• **WHAT NEEDS TO BE DONE**: Would you print out all of the data exactly and keep the pictures out of it?
### DATASET CONTENT ###
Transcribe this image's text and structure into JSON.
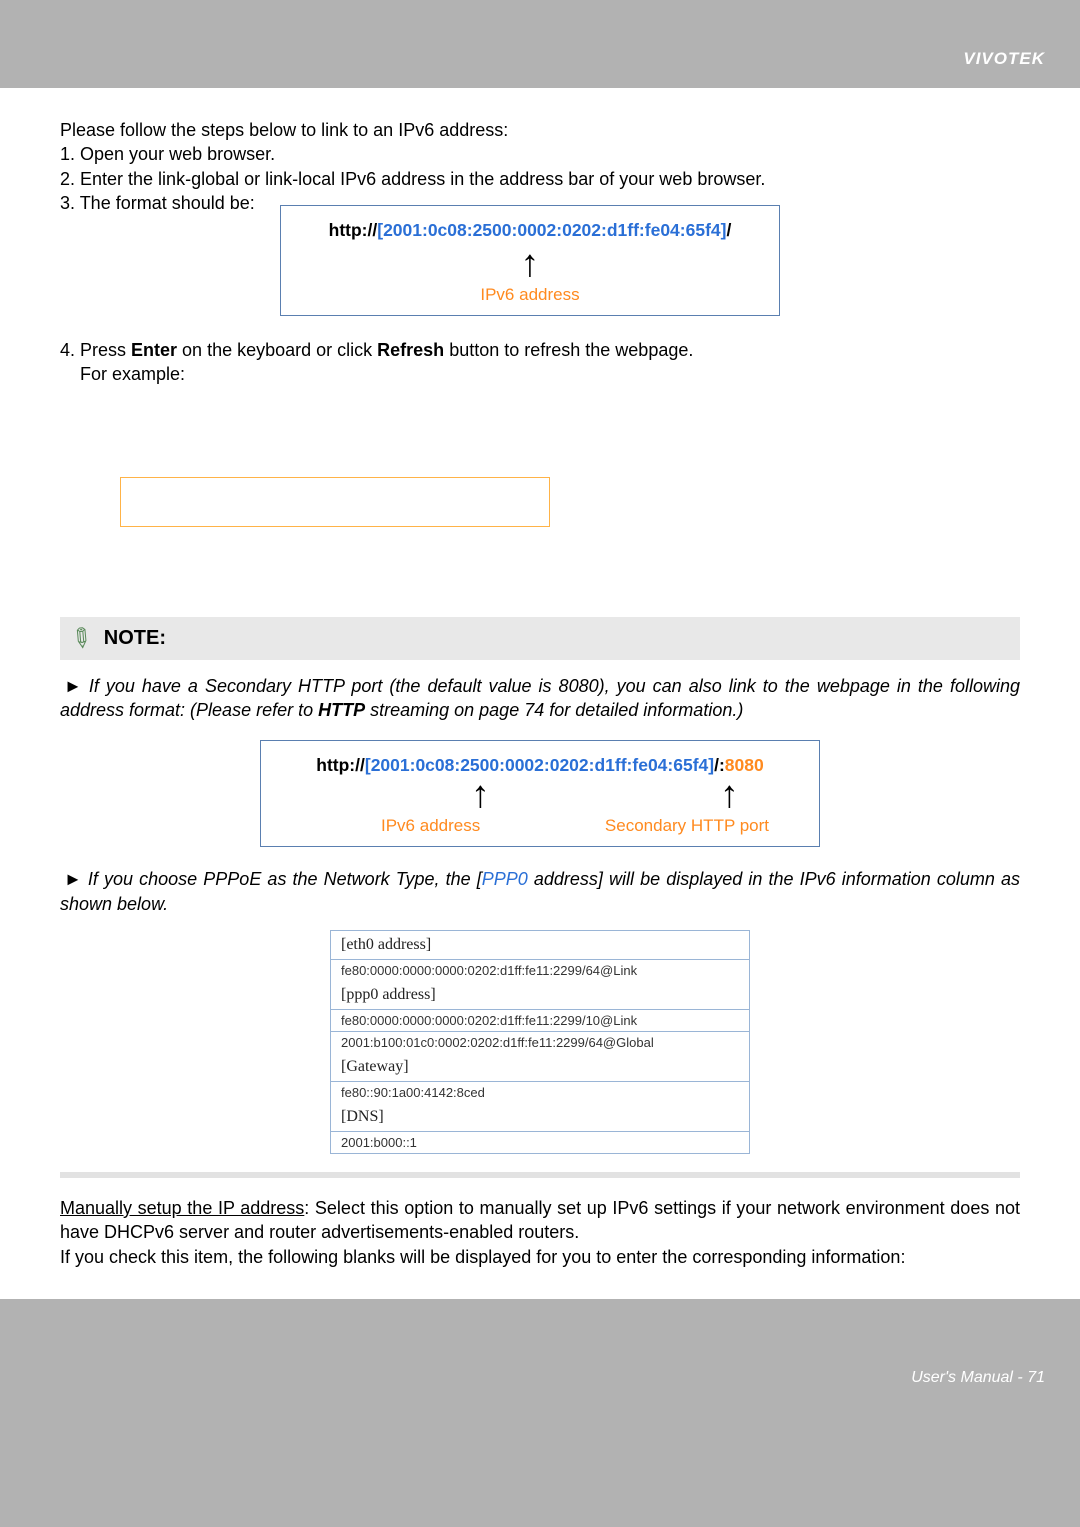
{
  "header": {
    "brand": "VIVOTEK"
  },
  "intro": {
    "lead": "Please follow the steps below to link to an IPv6 address:",
    "step1": "1. Open your web browser.",
    "step2": "2. Enter the link-global or link-local IPv6 address in the address bar of your web browser.",
    "step3": "3. The format should be:",
    "step4_a": "4. Press ",
    "step4_b": "Enter",
    "step4_c": " on the keyboard or click ",
    "step4_d": "Refresh",
    "step4_e": " button to refresh the webpage.",
    "step4_ex": "    For example:"
  },
  "diagram1": {
    "prefix": "http://",
    "open": "[",
    "addr": "2001:0c08:2500:0002:0202:d1ff:fe04:65f4",
    "close": "]",
    "suffix": "/",
    "caption": "IPv6 address"
  },
  "note": {
    "title": "NOTE:",
    "para1_a": "► If you have a Secondary HTTP port (the default value is 8080), you can also link to the webpage in the following address format: (Please refer to ",
    "para1_http": "HTTP",
    "para1_b": " streaming on page 74 for detailed information.)",
    "para2_a": "► If you choose PPPoE as the Network Type, the [",
    "para2_ppp": "PPP0",
    "para2_b": " address] will be displayed in the IPv6 information column as shown below."
  },
  "diagram2": {
    "prefix": "http://",
    "open": "[",
    "addr": "2001:0c08:2500:0002:0202:d1ff:fe04:65f4",
    "close": "]",
    "suffix": "/:",
    "port": "8080",
    "caption1": "IPv6 address",
    "caption2": "Secondary HTTP port"
  },
  "table": {
    "rows": [
      {
        "hdr": "[eth0 address]",
        "vals": [
          "fe80:0000:0000:0000:0202:d1ff:fe11:2299/64@Link"
        ]
      },
      {
        "hdr": "[ppp0 address]",
        "vals": [
          "fe80:0000:0000:0000:0202:d1ff:fe11:2299/10@Link",
          "2001:b100:01c0:0002:0202:d1ff:fe11:2299/64@Global"
        ]
      },
      {
        "hdr": "[Gateway]",
        "vals": [
          "fe80::90:1a00:4142:8ced"
        ]
      },
      {
        "hdr": "[DNS]",
        "vals": [
          "2001:b000::1"
        ]
      }
    ]
  },
  "manual": {
    "title": "Manually setup the IP address",
    "body1": ": Select this option to manually set up IPv6 settings if your network environment does not have DHCPv6 server and router advertisements-enabled routers.",
    "body2": "If you check this item, the following blanks will be displayed for you to enter the corresponding information:"
  },
  "footer": {
    "label": "User's Manual - ",
    "page": "71"
  }
}
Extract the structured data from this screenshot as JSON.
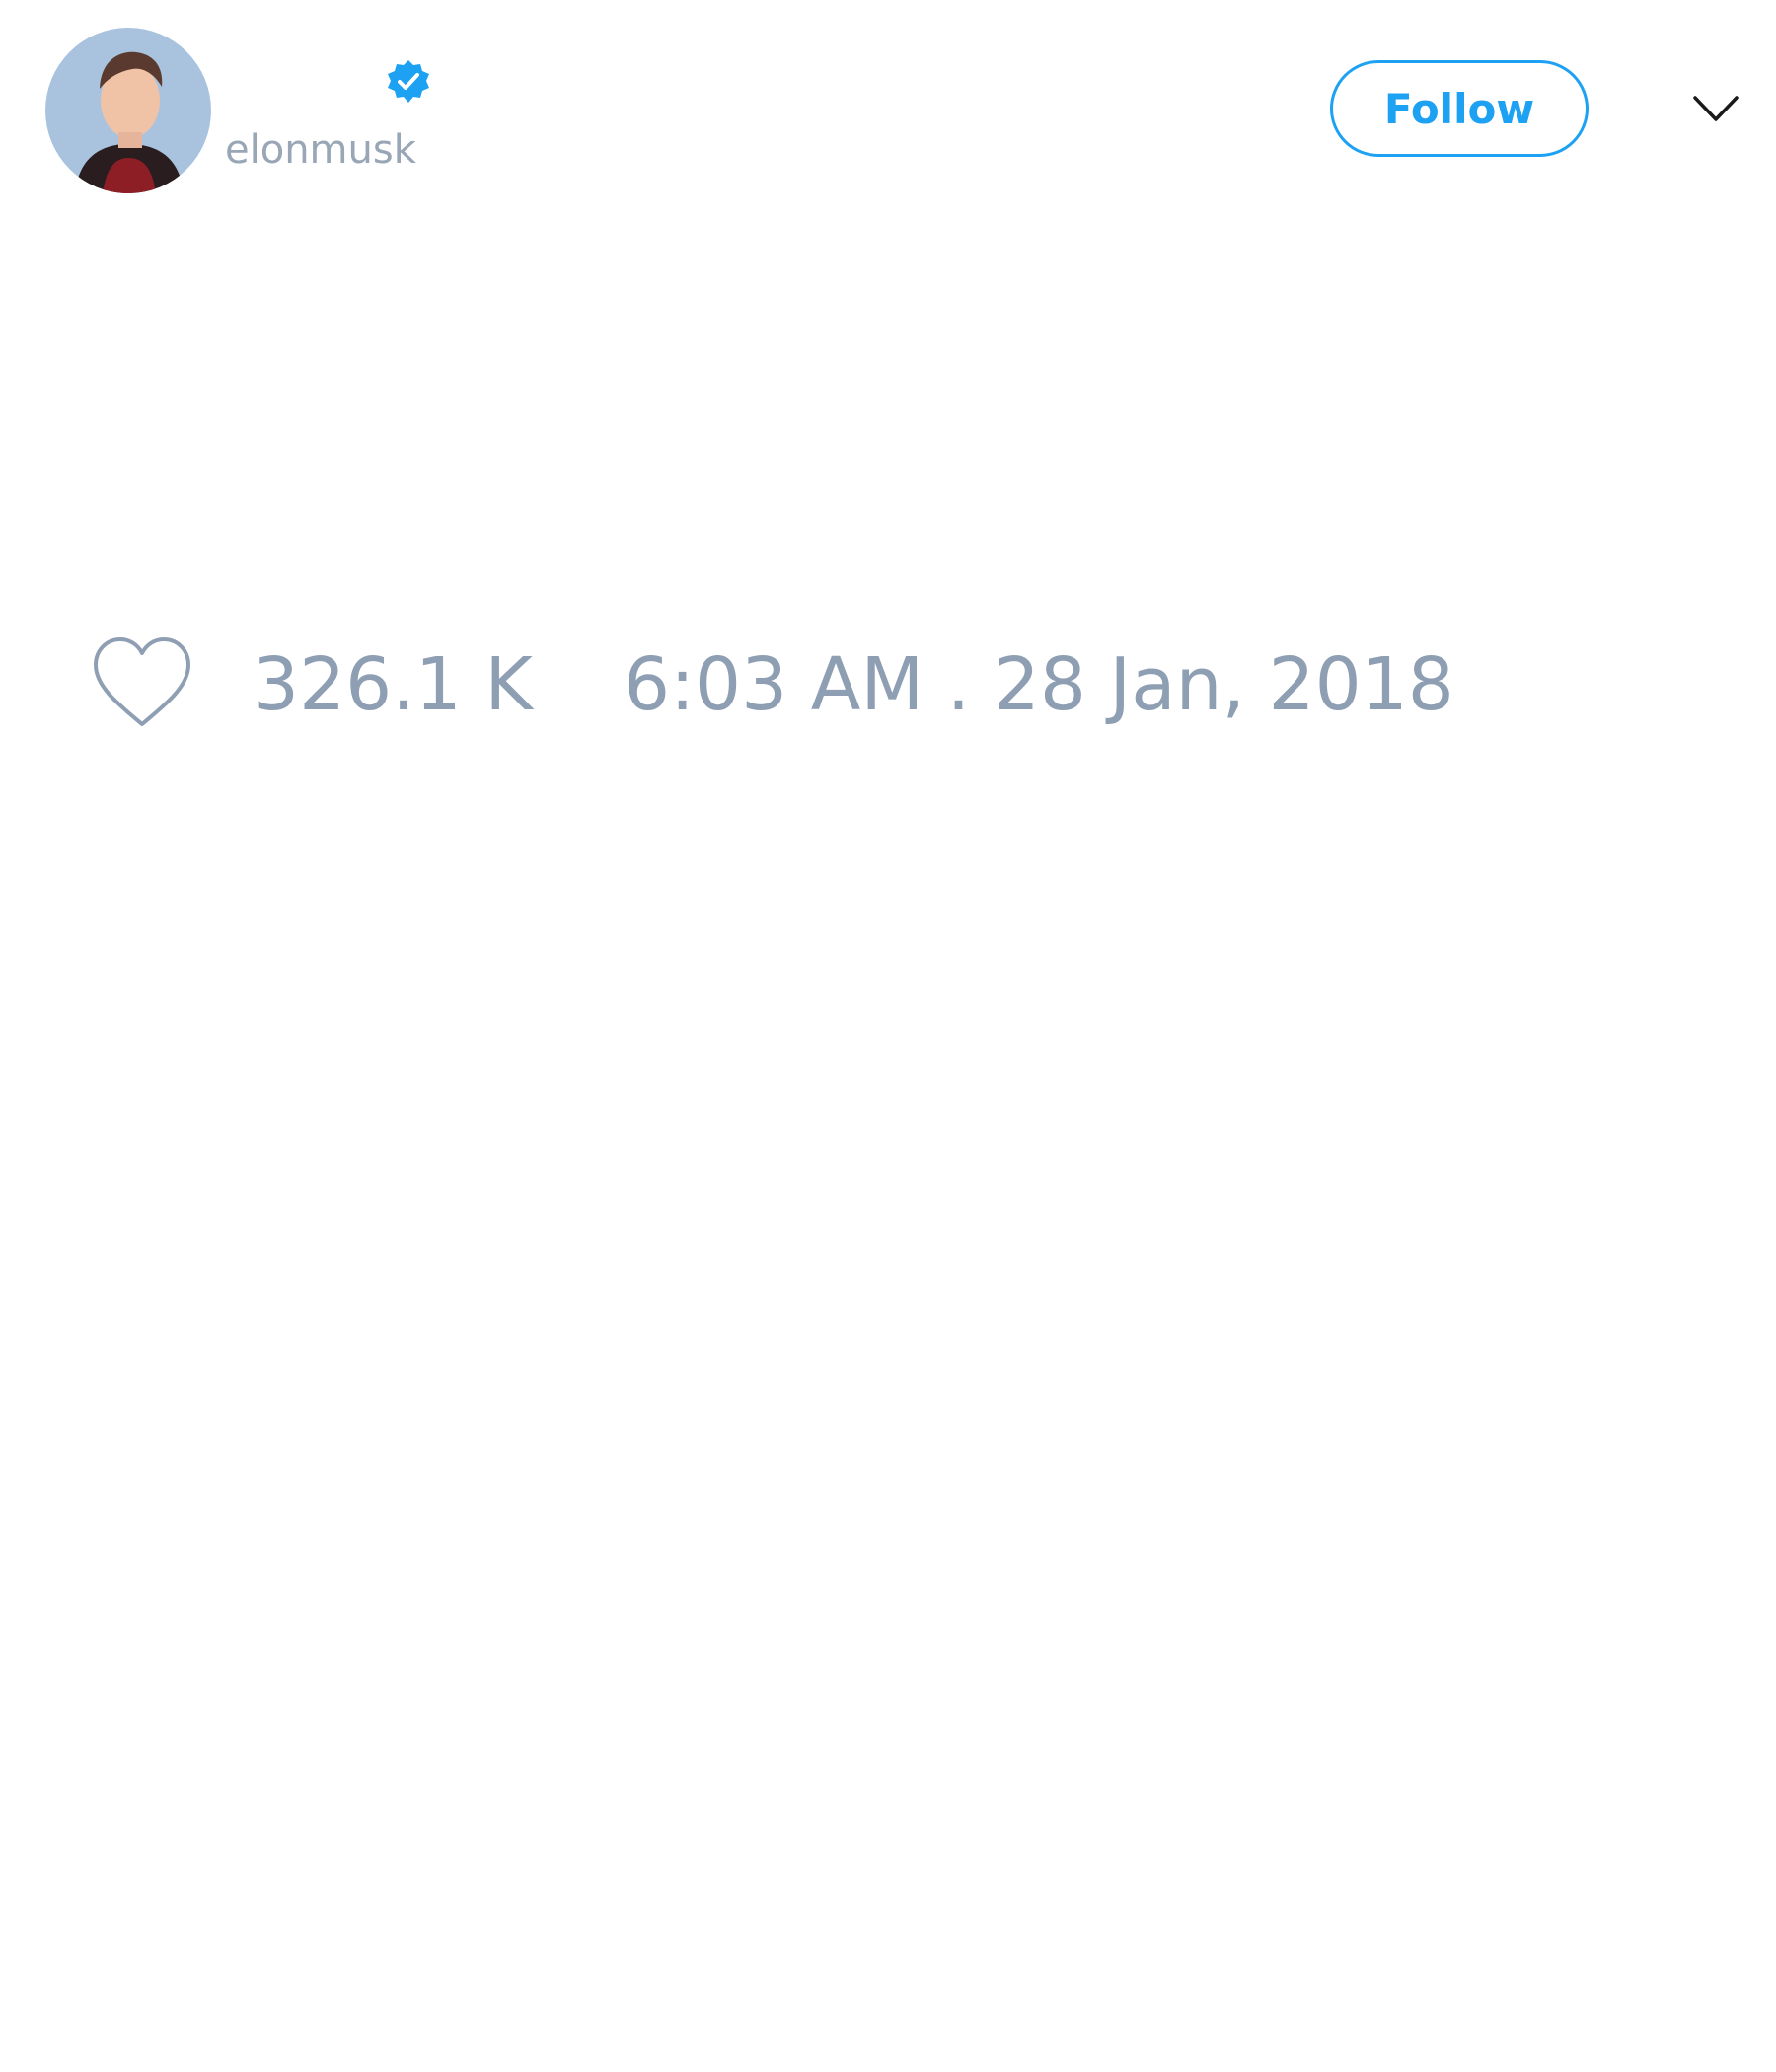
{
  "author": {
    "handle": "elonmusk",
    "verified": true,
    "avatar_icon": "profile-photo",
    "verified_icon": "verified-badge-icon"
  },
  "header": {
    "follow_label": "Follow",
    "menu_icon": "chevron-down-icon"
  },
  "tweet": {
    "like_icon": "heart-icon",
    "like_count": "326.1 K",
    "timestamp": "6:03 AM . 28 Jan, 2018"
  },
  "colors": {
    "accent": "#1da1f2",
    "muted_text": "#8f9fb3",
    "background": "#ffffff"
  }
}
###
• **ANSWER TO THE EXERCISE**:
Transcribe this image's text and structure into JSON.
{
  "header": {
    "brand": "VIVOTEK"
  },
  "intro": {
    "lead": "Please follow the steps below to link to an IPv6 address:",
    "step1": "1. Open your web browser.",
    "step2": "2. Enter the link-global or link-local IPv6 address in the address bar of your web browser.",
    "step3": "3. The format should be:",
    "step4_a": "4. Press ",
    "step4_b": "Enter",
    "step4_c": " on the keyboard or click ",
    "step4_d": "Refresh",
    "step4_e": " button to refresh the webpage.",
    "step4_ex": "    For example:"
  },
  "diagram1": {
    "prefix": "http://",
    "open": "[",
    "addr": "2001:0c08:2500:0002:0202:d1ff:fe04:65f4",
    "close": "]",
    "suffix": "/",
    "caption": "IPv6 address"
  },
  "note": {
    "title": "NOTE:",
    "para1_a": "► If you have a Secondary HTTP port (the default value is 8080), you can also link to the webpage in the following address format: (Please refer to ",
    "para1_http": "HTTP",
    "para1_b": " streaming on page 74 for detailed information.)",
    "para2_a": "► If you choose PPPoE as the Network Type, the [",
    "para2_ppp": "PPP0",
    "para2_b": " address] will be displayed in the IPv6 information column as shown below."
  },
  "diagram2": {
    "prefix": "http://",
    "open": "[",
    "addr": "2001:0c08:2500:0002:0202:d1ff:fe04:65f4",
    "close": "]",
    "suffix": "/:",
    "port": "8080",
    "caption1": "IPv6 address",
    "caption2": "Secondary HTTP port"
  },
  "table": {
    "rows": [
      {
        "hdr": "[eth0 address]",
        "vals": [
          "fe80:0000:0000:0000:0202:d1ff:fe11:2299/64@Link"
        ]
      },
      {
        "hdr": "[ppp0 address]",
        "vals": [
          "fe80:0000:0000:0000:0202:d1ff:fe11:2299/10@Link",
          "2001:b100:01c0:0002:0202:d1ff:fe11:2299/64@Global"
        ]
      },
      {
        "hdr": "[Gateway]",
        "vals": [
          "fe80::90:1a00:4142:8ced"
        ]
      },
      {
        "hdr": "[DNS]",
        "vals": [
          "2001:b000::1"
        ]
      }
    ]
  },
  "manual": {
    "title": "Manually setup the IP address",
    "body1": ": Select this option to manually set up IPv6 settings if your network environment does not have DHCPv6 server and router advertisements-enabled routers.",
    "body2": "If you check this item, the following blanks will be displayed for you to enter the corresponding information:"
  },
  "footer": {
    "label": "User's Manual - ",
    "page": "71"
  }
}
Extract the structured data from this screenshot as JSON.
{
  "author": {
    "handle": "elonmusk",
    "verified": true,
    "avatar_icon": "profile-photo",
    "verified_icon": "verified-badge-icon"
  },
  "header": {
    "follow_label": "Follow",
    "menu_icon": "chevron-down-icon"
  },
  "tweet": {
    "like_icon": "heart-icon",
    "like_count": "326.1 K",
    "timestamp": "6:03 AM . 28 Jan, 2018"
  },
  "colors": {
    "accent": "#1da1f2",
    "muted_text": "#8f9fb3",
    "background": "#ffffff"
  }
}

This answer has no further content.